Isobutylene-Isoprene copolymers (or halobutyl polymers) have been the workhorse of the radial tire innerliner industry for over seven decades. The high packing density of the butyl molecular chains is responsible for its ultra-low permeability as compared to other elastomers; the halogen substitution facilitates bonding to the inside of the carcass layer facilitating the manufacture of tubeless radial tires. From a performance standpoint, it is always desirable to lower the permeability of innerliner materials. isobutylene-co-para-methylstyrene (BIMSM) elastomers, also known as ExxproTM specialty elastomers, possess lower permeability than regular halobutyl polymers and would be an ideal candidate for tire innerliner applications. The permeability reduction is dependent on the para-methylstyrene (pMS) content; and in order to see a substantial reduction, higher amounts of pMS was required. In this report, we will discuss the factory processing characteristics and tire performance of a new ExxproTM specialty elastomer grade (ExxproTM 3563) possessing high levels of pMS, tailored towards innerliner applications. It was found that ExxproTM 3563 had lower permeability, better filler dispersion, higher green strength, better heat resistance and better dimensional stability than halobutyl based innerliners. Tires manufactured with ExxproTM 3563 innerliners had lower inflation pressure loss rates (IPLR) than those based on halobutyl innerliners. It is believed that this advantage in air retention will result in better overall tire performance.

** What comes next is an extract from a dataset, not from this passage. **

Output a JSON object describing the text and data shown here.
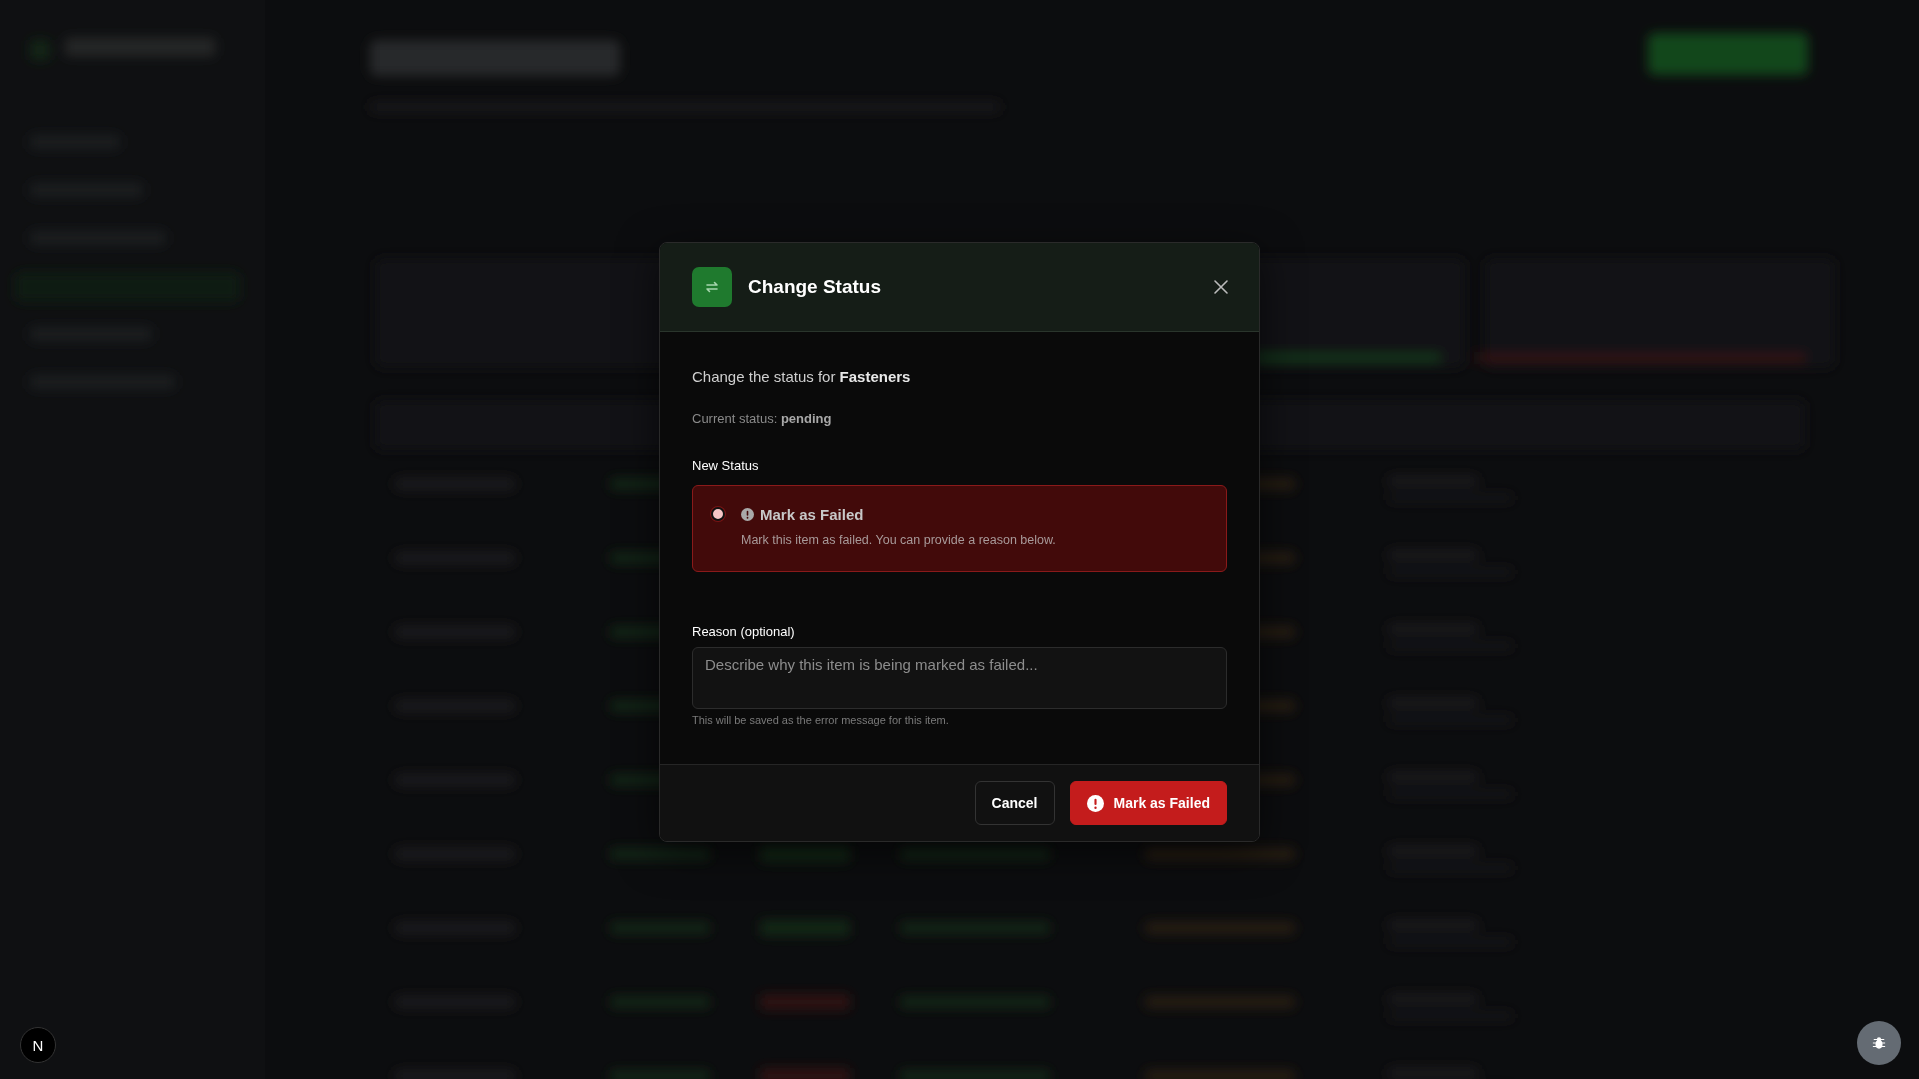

SPEAKER: Sujith Nair, Ph. D., Applications Engineer, ExxonMobil